(MATERIAL PROVIDED begins)

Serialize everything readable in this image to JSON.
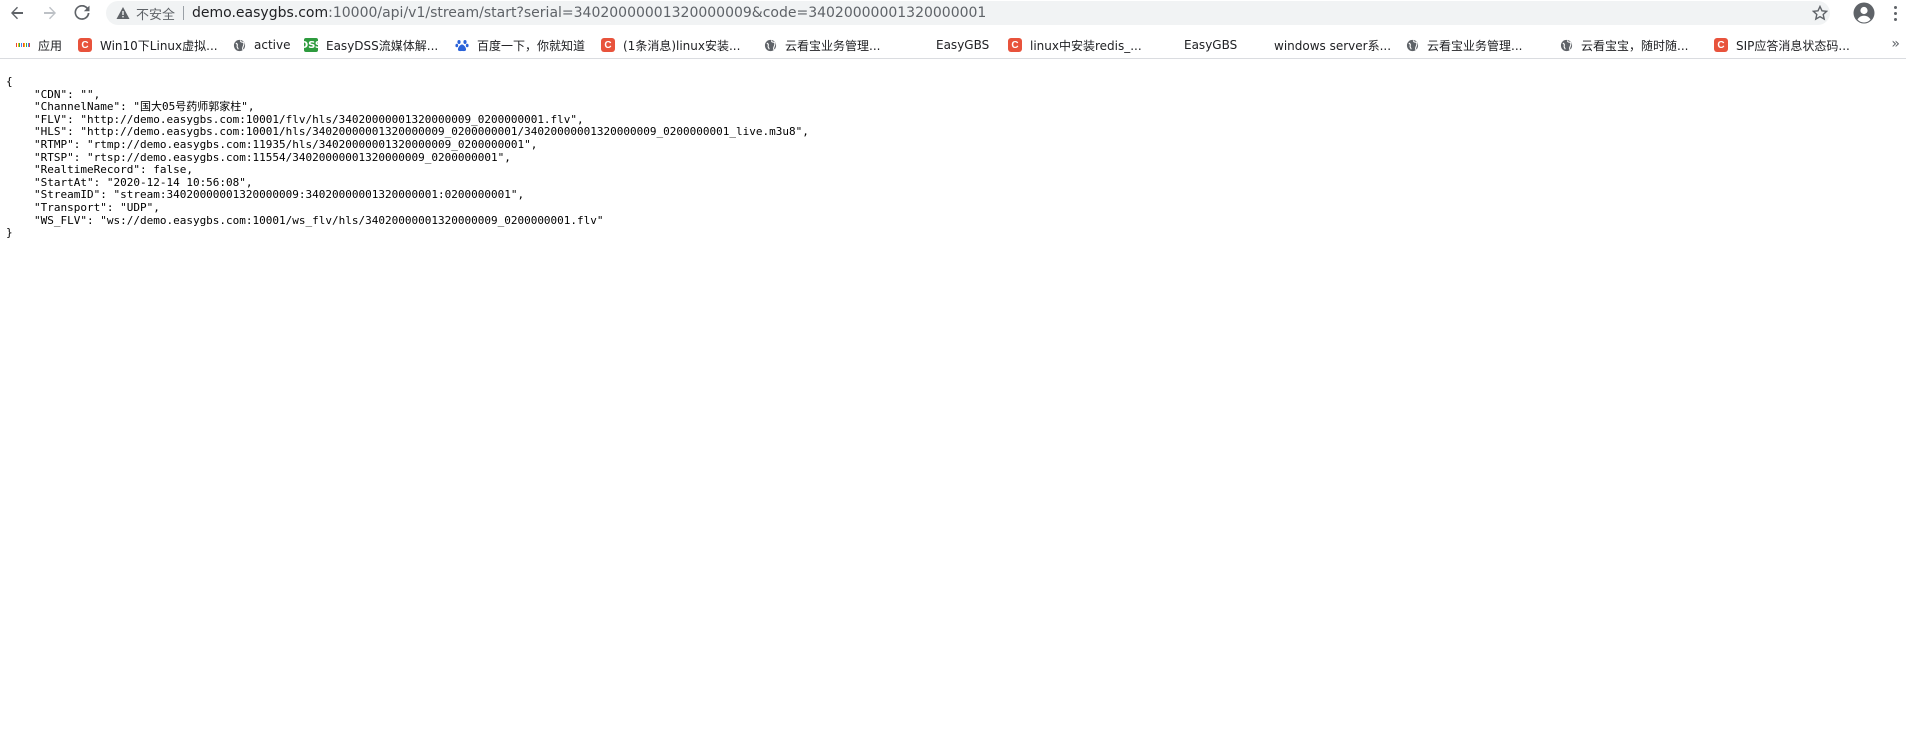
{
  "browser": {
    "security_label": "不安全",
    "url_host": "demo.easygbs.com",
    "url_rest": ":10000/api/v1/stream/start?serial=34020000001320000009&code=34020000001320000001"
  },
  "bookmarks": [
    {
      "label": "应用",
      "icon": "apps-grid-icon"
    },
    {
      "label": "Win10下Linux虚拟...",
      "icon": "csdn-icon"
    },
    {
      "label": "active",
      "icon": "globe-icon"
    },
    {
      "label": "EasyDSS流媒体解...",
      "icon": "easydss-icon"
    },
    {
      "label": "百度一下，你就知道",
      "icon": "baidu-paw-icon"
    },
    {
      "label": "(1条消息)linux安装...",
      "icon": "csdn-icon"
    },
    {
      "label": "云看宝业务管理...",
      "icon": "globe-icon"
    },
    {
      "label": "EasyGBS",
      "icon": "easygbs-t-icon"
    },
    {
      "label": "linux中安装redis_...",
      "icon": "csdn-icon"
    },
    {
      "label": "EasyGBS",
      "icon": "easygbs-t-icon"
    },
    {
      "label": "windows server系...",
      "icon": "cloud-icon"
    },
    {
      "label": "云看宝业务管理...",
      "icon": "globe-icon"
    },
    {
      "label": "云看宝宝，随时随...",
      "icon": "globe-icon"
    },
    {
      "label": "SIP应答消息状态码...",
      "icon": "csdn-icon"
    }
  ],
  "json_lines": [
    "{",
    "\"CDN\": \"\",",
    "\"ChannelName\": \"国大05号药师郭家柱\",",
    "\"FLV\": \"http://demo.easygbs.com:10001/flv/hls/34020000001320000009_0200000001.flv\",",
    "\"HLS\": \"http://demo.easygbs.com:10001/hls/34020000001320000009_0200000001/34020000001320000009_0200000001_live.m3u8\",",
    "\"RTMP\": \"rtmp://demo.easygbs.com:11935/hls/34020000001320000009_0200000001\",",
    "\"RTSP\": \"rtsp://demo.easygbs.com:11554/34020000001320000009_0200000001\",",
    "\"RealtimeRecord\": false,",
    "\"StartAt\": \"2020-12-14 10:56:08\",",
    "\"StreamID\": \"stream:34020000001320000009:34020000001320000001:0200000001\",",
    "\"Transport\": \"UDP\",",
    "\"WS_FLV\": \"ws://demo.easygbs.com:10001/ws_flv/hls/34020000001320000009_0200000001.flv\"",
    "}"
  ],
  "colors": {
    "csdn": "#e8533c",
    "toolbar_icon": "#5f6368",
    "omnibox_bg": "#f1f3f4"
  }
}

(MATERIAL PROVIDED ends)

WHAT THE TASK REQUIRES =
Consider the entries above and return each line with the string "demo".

ANSWER TO THIS PROBLEM =
    "url_host": "demo.easygbs.com",
    "\"FLV\": \"http://demo.easygbs.com:10001/flv/hls/34020000001320000009_0200000001.flv\",",
    "\"HLS\": \"http://demo.easygbs.com:10001/hls/34020000001320000009_0200000001/34020000001320000009_0200000001_live.m3u8\",",
    "\"RTMP\": \"rtmp://demo.easygbs.com:11935/hls/34020000001320000009_0200000001\",",
    "\"RTSP\": \"rtsp://demo.easygbs.com:11554/34020000001320000009_0200000001\",",
    "\"WS_FLV\": \"ws://demo.easygbs.com:10001/ws_flv/hls/34020000001320000009_0200000001.flv\"",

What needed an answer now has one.